It’s the Wednesday before Thanksgiving, and I have so many things to be thankful for. How about you? To help you give thanks, we’re going to go a little bit ancient-modern here, all the way back to 1882. In that year, the blind George Matheson penned a song that gets to something that I am so very thankful for. He called it “O Love That Wilt Not Let Me Go.”
I love to hear how a song is birthed because it adds depth and meaning to the lyric. So, here’s the backdrop of this hymn:
“O Love That Will Not Let Me Go” was written on the evening of Matheson’s sister’s marriage. His whole family had went to the wedding and had left him alone. And he writes of something which had happened to him that caused immense mental anguish.
There is a story of how years before, he had been engaged until his fiancé learned that he was going blind, and there was nothing the doctors could do, and she told him that she could not go through life with a blind man. He went blind while studying for the ministry, and his sister had been the one who had taken care of him all these years, but now she is gone.
He had been a brilliant student, some say that if he hadn’t went blind he could have been the leader of the church of Scotland in his day. He had written a learned work on German theology and then wrote “The Growth of The Spirit of Christianity.” Louis Benson says this was a brilliant book but with some major mistakes in it. When some critics pointed out the mistakes and charged him with being an inaccurate student he was heartbroken. One of his friends wrote, “When he saw that for the purposes of scholarship his blindness was a fatal hindrance, he withdrew from the field – not without pangs, but finally.”
So he turned to the pastoral ministry, and the Lord has richly blessed him, finally bringing him to a church where he regularly preached to over 1500 people each week. But he was only able to do this because of the care of his sister and now she was married and gone. Who will care for him, a blind man? Not only that, but his sister’s marriage brought fresh reminder of his own heartbreak, over his fiancé’s refusal to “go through life with a blind man.” It is the midst of this circumstance and intense sadness that the Lord gives him this hymn – written he says in 5 minutes! (citation)
Fast forward to the modern church, and we see in our day the resurgence of hymn-singing joined with the music of our contemporary culture. One of the leading centers of this movement is Indelible Grace Music, which grew out of ministering to college students, primarily through Reformed University Fellowship (RUF). Their hope is to be a voice calling our generation back to something rich and solid and beyond the fluff and the trendy. They want to remind God’s people that thinking and worship are not mutually exclusive and to invite the Church to appreciate her heritage without idolizing it. Check out their website and music here, and get lyrics, lead sheets, guitar chord charts, and even piano sheet music here.

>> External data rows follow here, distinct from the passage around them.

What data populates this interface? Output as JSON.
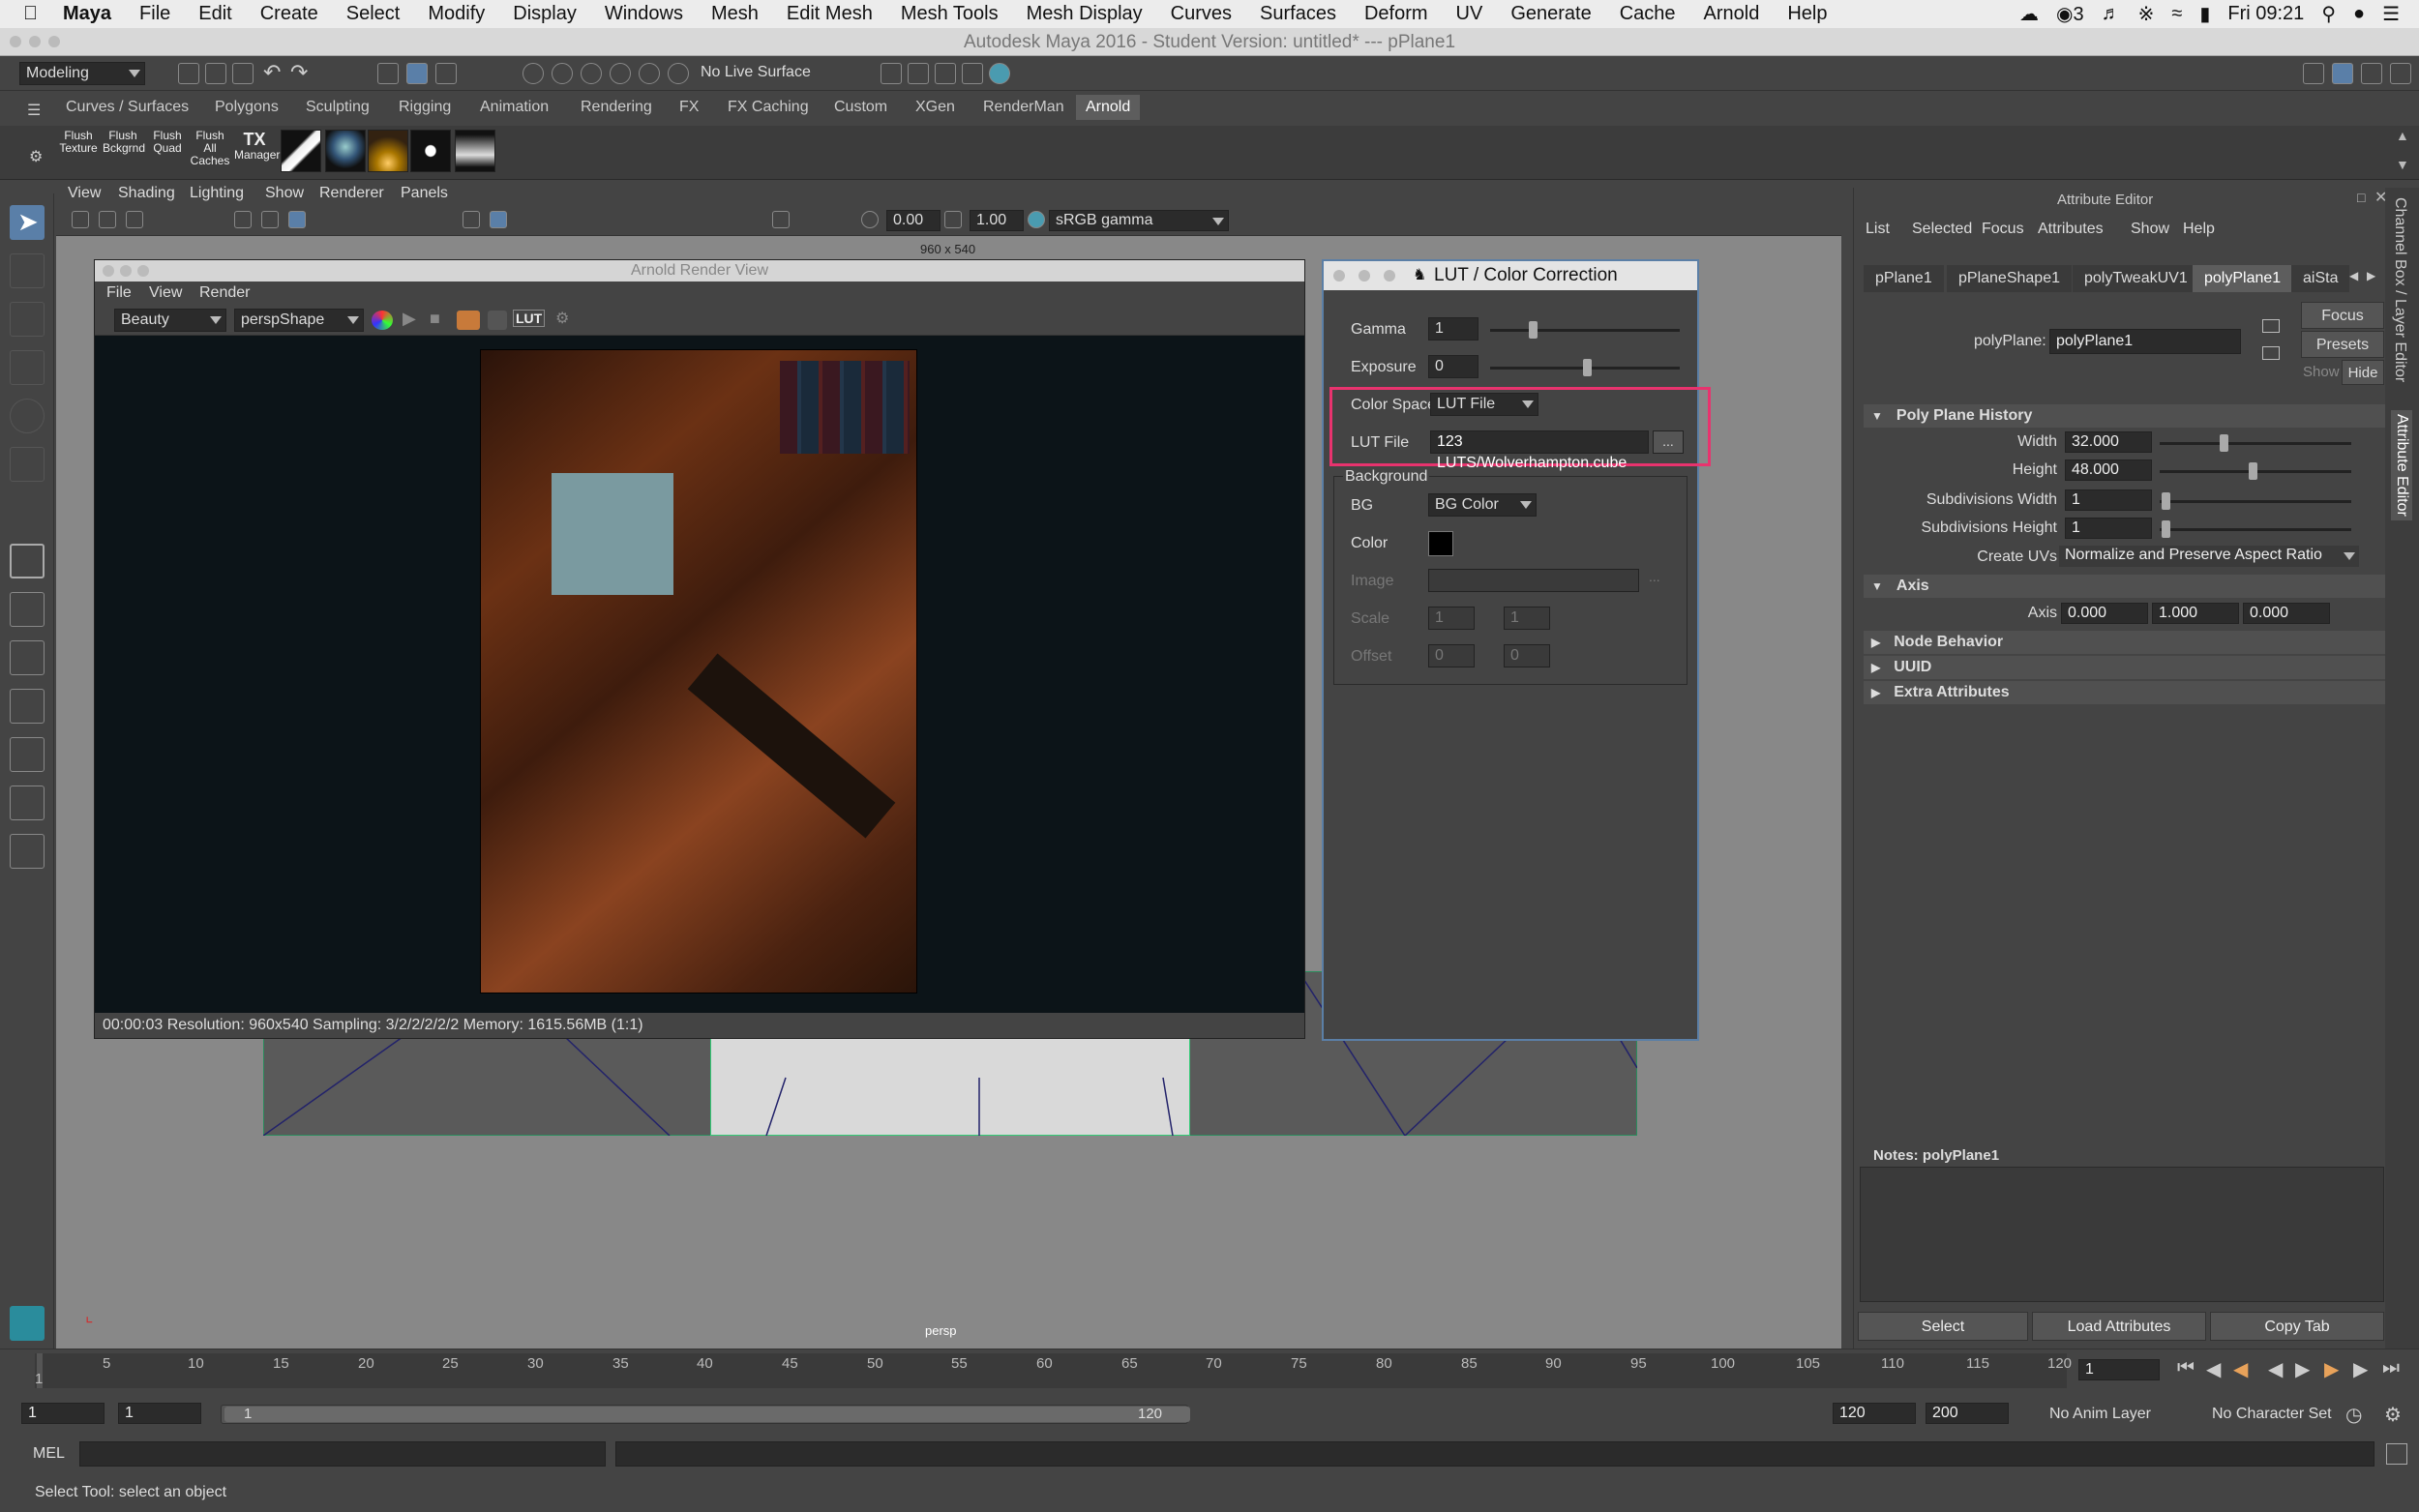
{
  "mac_menu": {
    "app": "Maya",
    "items": [
      "File",
      "Edit",
      "Create",
      "Select",
      "Modify",
      "Display",
      "Windows",
      "Mesh",
      "Edit Mesh",
      "Mesh Tools",
      "Mesh Display",
      "Curves",
      "Surfaces",
      "Deform",
      "UV",
      "Generate",
      "Cache",
      "Arnold",
      "Help"
    ],
    "status_count": "3",
    "clock": "Fri 09:21"
  },
  "window_title": "Autodesk Maya 2016 - Student Version: untitled*   ---   pPlane1",
  "status_line": {
    "mode": "Modeling",
    "live_surface": "No Live Surface"
  },
  "shelf": {
    "tabs": [
      "Curves / Surfaces",
      "Polygons",
      "Sculpting",
      "Rigging",
      "Animation",
      "Rendering",
      "FX",
      "FX Caching",
      "Custom",
      "XGen",
      "RenderMan",
      "Arnold"
    ],
    "active_tab": "Arnold",
    "buttons": [
      {
        "line1": "Flush",
        "line2": "Texture"
      },
      {
        "line1": "Flush",
        "line2": "Bckgrnd"
      },
      {
        "line1": "Flush",
        "line2": "Quad"
      },
      {
        "line1": "Flush",
        "line2": "All Caches"
      },
      {
        "line1": "TX",
        "line2": "Manager"
      }
    ]
  },
  "viewport": {
    "menu": [
      "View",
      "Shading",
      "Lighting",
      "Show",
      "Renderer",
      "Panels"
    ],
    "exposure": "0.00",
    "gamma": "1.00",
    "color_space": "sRGB gamma",
    "resolution_label": "960 x 540",
    "camera_label": "persp"
  },
  "render_view": {
    "title": "Arnold Render View",
    "menu": [
      "File",
      "View",
      "Render"
    ],
    "aov": "Beauty",
    "camera": "perspShape",
    "lut_label": "LUT",
    "status": "00:00:03  Resolution: 960x540  Sampling: 3/2/2/2/2/2 Memory: 1615.56MB (1:1)"
  },
  "lut_window": {
    "title": "LUT / Color Correction",
    "gamma_label": "Gamma",
    "gamma_value": "1",
    "exposure_label": "Exposure",
    "exposure_value": "0",
    "color_space_label": "Color Space",
    "color_space_value": "LUT File",
    "lut_file_label": "LUT File",
    "lut_file_value": "123 LUTS/Wolverhampton.cube",
    "browse_label": "...",
    "background_label": "Background",
    "bg_label": "BG",
    "bg_value": "BG Color",
    "color_label": "Color",
    "image_label": "Image",
    "image_browse": "...",
    "scale_label": "Scale",
    "scale_x": "1",
    "scale_y": "1",
    "offset_label": "Offset",
    "offset_x": "0",
    "offset_y": "0",
    "highlight_color": "#e8336e"
  },
  "attribute_editor": {
    "title": "Attribute Editor",
    "menu": [
      "List",
      "Selected",
      "Focus",
      "Attributes",
      "Show",
      "Help"
    ],
    "tabs": [
      "pPlane1",
      "pPlaneShape1",
      "polyTweakUV1",
      "polyPlane1",
      "aiSta"
    ],
    "active_tab": "polyPlane1",
    "node_label": "polyPlane:",
    "node_value": "polyPlane1",
    "focus_btn": "Focus",
    "presets_btn": "Presets",
    "show_label": "Show",
    "hide_btn": "Hide",
    "section_history": "Poly Plane History",
    "width_label": "Width",
    "width_value": "32.000",
    "width_level": 0.3,
    "height_label": "Height",
    "height_value": "48.000",
    "height_level": 0.45,
    "subdiv_w_label": "Subdivisions Width",
    "subdiv_w_value": "1",
    "subdiv_h_label": "Subdivisions Height",
    "subdiv_h_value": "1",
    "create_uvs_label": "Create UVs",
    "create_uvs_value": "Normalize and Preserve Aspect Ratio",
    "section_axis": "Axis",
    "axis_label": "Axis",
    "axis_x": "0.000",
    "axis_y": "1.000",
    "axis_z": "0.000",
    "section_node_behavior": "Node Behavior",
    "section_uuid": "UUID",
    "section_extra": "Extra Attributes",
    "notes_label": "Notes:  polyPlane1",
    "select_btn": "Select",
    "load_btn": "Load Attributes",
    "copy_btn": "Copy Tab"
  },
  "side_tabs": [
    "Channel Box / Layer Editor",
    "Attribute Editor"
  ],
  "timeline": {
    "ticks": [
      "1",
      "5",
      "10",
      "15",
      "20",
      "25",
      "30",
      "35",
      "40",
      "45",
      "50",
      "55",
      "60",
      "65",
      "70",
      "75",
      "80",
      "85",
      "90",
      "95",
      "100",
      "105",
      "110",
      "115",
      "120"
    ],
    "current_frame": "1"
  },
  "range": {
    "start": "1",
    "playback_start": "1",
    "slider_start": "1",
    "slider_end": "120",
    "playback_end": "120",
    "end": "200",
    "anim_layer": "No Anim Layer",
    "char_set": "No Character Set"
  },
  "mel_label": "MEL",
  "help_line": "Select Tool: select an object"
}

So, it’s the Indelible Grace version of “O Love That Wilt Not Let Me Go” arranged by Christopher Miner and sung by Sandra McCracken that I’ve fallen in love with over the years and pass on to you today. And by way of testimony, I want to say that I am thankful for God’s unfailing, unflinching, unrelenting, unconditional love. In trials, His love is my provision and my salve. On the mountaintops, His love leads me to soar higher. And, everywhere in between, His love sustains me, giving me life and hope not only in this age but also in the age to come. I’m so glad He refuses to let me go!
O Love that will not let me go,

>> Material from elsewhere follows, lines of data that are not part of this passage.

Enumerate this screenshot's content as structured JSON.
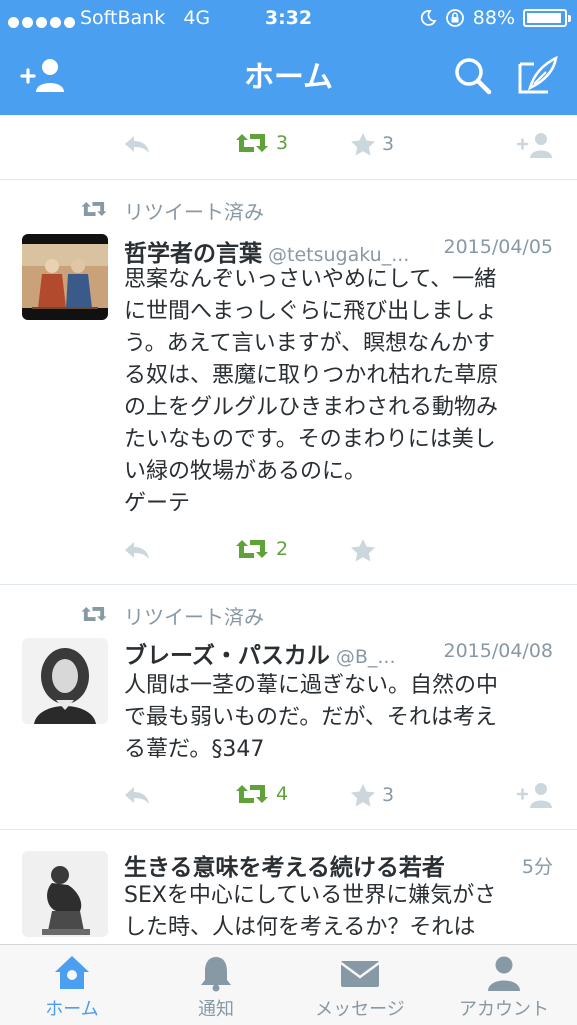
{
  "status_bar": {
    "carrier": "SoftBank",
    "network": "4G",
    "time": "3:32",
    "battery": "88%",
    "battery_level": 0.88
  },
  "nav": {
    "title": "ホーム",
    "left_icon": "add-user-icon",
    "right_icons": [
      "search-icon",
      "compose-icon"
    ]
  },
  "tweets": [
    {
      "partial": true,
      "actions": {
        "retweets": "3",
        "favorites": "3"
      }
    },
    {
      "retweeted_label": "リツイート済み",
      "name": "哲学者の言葉",
      "handle": "@tetsugaku_...",
      "date": "2015/04/05",
      "text": "思案なんぞいっさいやめにして、一緒\nに世間へまっしぐらに飛び出しましょ\nう。あえて言いますが、瞑想なんかす\nる奴は、悪魔に取りつかれ枯れた草原\nの上をグルグルひきまわされる動物み\nたいなものです。そのまわりには美し\nい緑の牧場があるのに。\nゲーテ",
      "actions": {
        "retweets": "2",
        "favorites": ""
      }
    },
    {
      "retweeted_label": "リツイート済み",
      "name": "ブレーズ・パスカル",
      "handle": "@B_...",
      "date": "2015/04/08",
      "text": "人間は一茎の葦に過ぎない。自然の中\nで最も弱いものだ。だが、それは考え\nる葦だ。§347",
      "actions": {
        "retweets": "4",
        "favorites": "3"
      }
    },
    {
      "name": "生きる意味を考える続ける若者",
      "date": "5分",
      "text": "SEXを中心にしている世界に嫌気がさ\nした時、人は何を考えるか？それは"
    }
  ],
  "tabbar": {
    "tabs": [
      {
        "label": "ホーム",
        "icon": "home-icon",
        "active": true
      },
      {
        "label": "通知",
        "icon": "bell-icon",
        "active": false
      },
      {
        "label": "メッセージ",
        "icon": "envelope-icon",
        "active": false
      },
      {
        "label": "アカウント",
        "icon": "person-icon",
        "active": false
      }
    ]
  },
  "colors": {
    "brand": "#4a9ff0",
    "retweet_green": "#5fa23a",
    "muted": "#8899a6",
    "text": "#292f33"
  }
}
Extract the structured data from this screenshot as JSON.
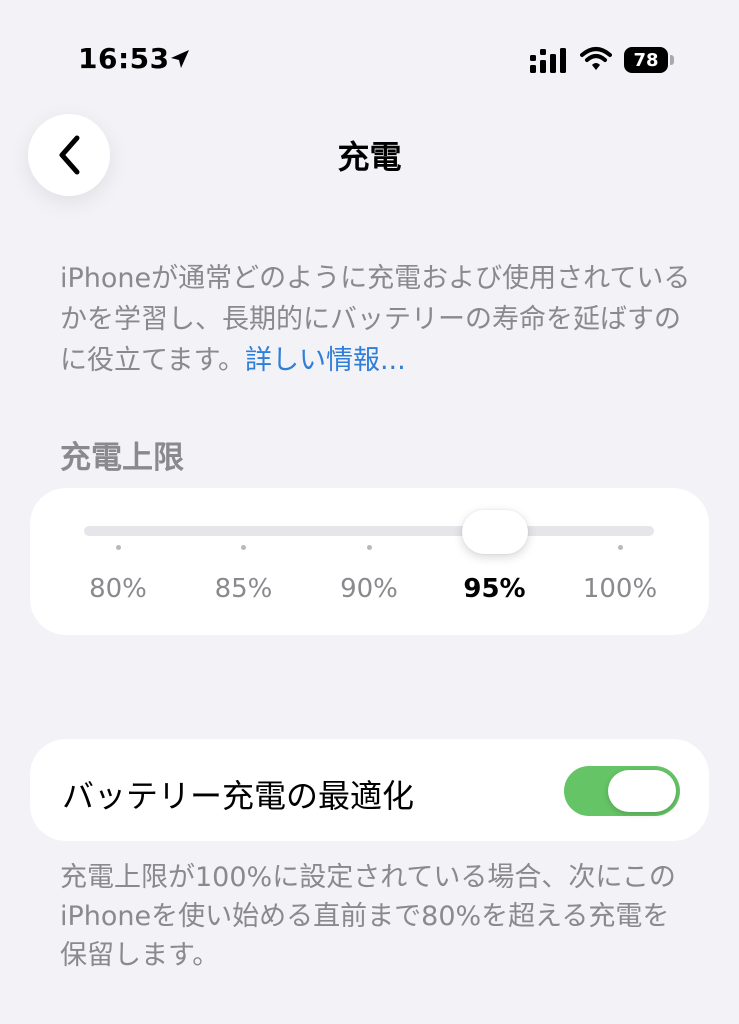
{
  "status_bar": {
    "time": "16:53",
    "battery_level": "78",
    "icons": [
      "location-arrow-icon",
      "cellular-signal-icon",
      "wifi-icon",
      "battery-icon"
    ]
  },
  "header": {
    "title": "充電",
    "back_icon": "chevron-left-icon"
  },
  "description": {
    "text": "iPhoneが通常どのように充電および使用されているかを学習し、長期的にバッテリーの寿命を延ばすのに役立てます。",
    "link_text": "詳しい情報..."
  },
  "charge_limit": {
    "section_title": "充電上限",
    "options": [
      "80%",
      "85%",
      "90%",
      "95%",
      "100%"
    ],
    "selected_index": 3,
    "selected_value": "95%"
  },
  "optimization": {
    "label": "バッテリー充電の最適化",
    "enabled": true
  },
  "footer": {
    "note": "充電上限が100%に設定されている場合、次にこのiPhoneを使い始める直前まで80%を超える充電を保留します。"
  },
  "colors": {
    "background": "#f2f2f7",
    "card": "#ffffff",
    "secondary_text": "#8a8a8e",
    "link": "#2f7ed8",
    "toggle_on": "#65c466"
  }
}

I rest my weary soul in thee;
I give thee back the life I owe,
That in thine ocean depths its flow
May richer, fuller be.
O light that followest all my way,

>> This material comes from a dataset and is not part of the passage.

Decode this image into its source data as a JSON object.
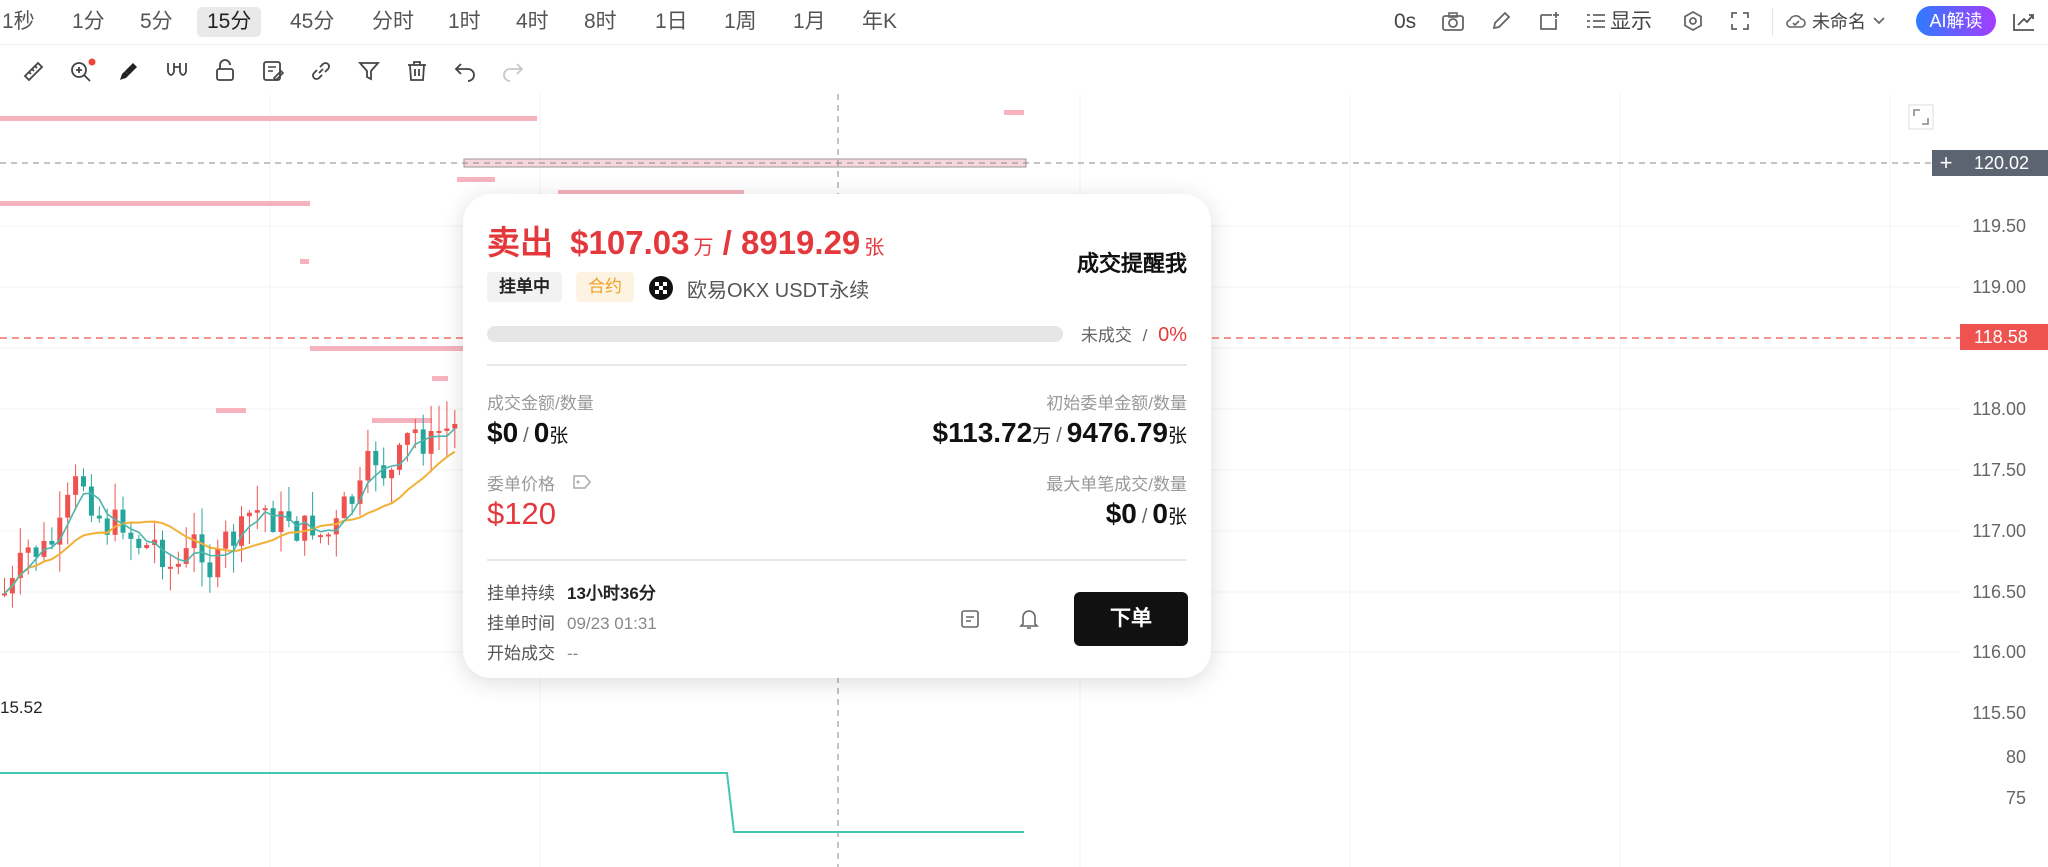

I yield my flickering torch to thee;
My heart restores its borrowed ray,
That in thy sunshine’s blaze its day
May brighter, fairer be.
O Joy that seekest me through pain,
I cannot close my heart to thee;
I trace the rainbow through the rain,
And feel the promise is not vain,
That morn shall tearless be.
O Cross that liftest up my head,
I dare not ask to fly from thee;
I lay in dust life’s glory dead,
And from the ground there blossoms red
Life that shall endless be.